__What you need to do__
Copy out all of the lines below exactly; the pictures do not belong in the copy.

__Supplied data__
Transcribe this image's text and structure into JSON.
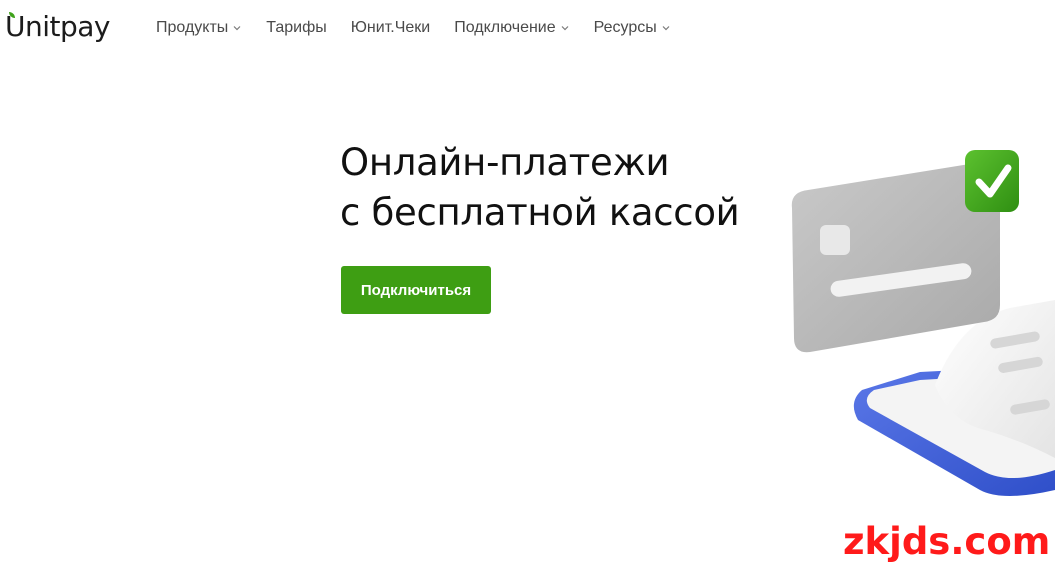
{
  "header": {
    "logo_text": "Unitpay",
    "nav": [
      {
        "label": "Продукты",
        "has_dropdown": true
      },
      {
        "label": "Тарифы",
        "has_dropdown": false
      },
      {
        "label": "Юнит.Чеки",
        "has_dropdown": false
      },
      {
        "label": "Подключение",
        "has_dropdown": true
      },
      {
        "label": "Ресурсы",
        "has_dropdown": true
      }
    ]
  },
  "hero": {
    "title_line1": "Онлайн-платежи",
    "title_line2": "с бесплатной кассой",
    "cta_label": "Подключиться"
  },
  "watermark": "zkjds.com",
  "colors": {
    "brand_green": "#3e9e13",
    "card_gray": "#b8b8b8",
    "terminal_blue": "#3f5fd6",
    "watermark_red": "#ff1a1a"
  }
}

__Your response__
Transcribe this image's text and structure into JSON.
{
  "header": {
    "logo_text": "Unitpay",
    "nav": [
      {
        "label": "Продукты",
        "has_dropdown": true
      },
      {
        "label": "Тарифы",
        "has_dropdown": false
      },
      {
        "label": "Юнит.Чеки",
        "has_dropdown": false
      },
      {
        "label": "Подключение",
        "has_dropdown": true
      },
      {
        "label": "Ресурсы",
        "has_dropdown": true
      }
    ]
  },
  "hero": {
    "title_line1": "Онлайн-платежи",
    "title_line2": "с бесплатной кассой",
    "cta_label": "Подключиться"
  },
  "watermark": "zkjds.com",
  "colors": {
    "brand_green": "#3e9e13",
    "card_gray": "#b8b8b8",
    "terminal_blue": "#3f5fd6",
    "watermark_red": "#ff1a1a"
  }
}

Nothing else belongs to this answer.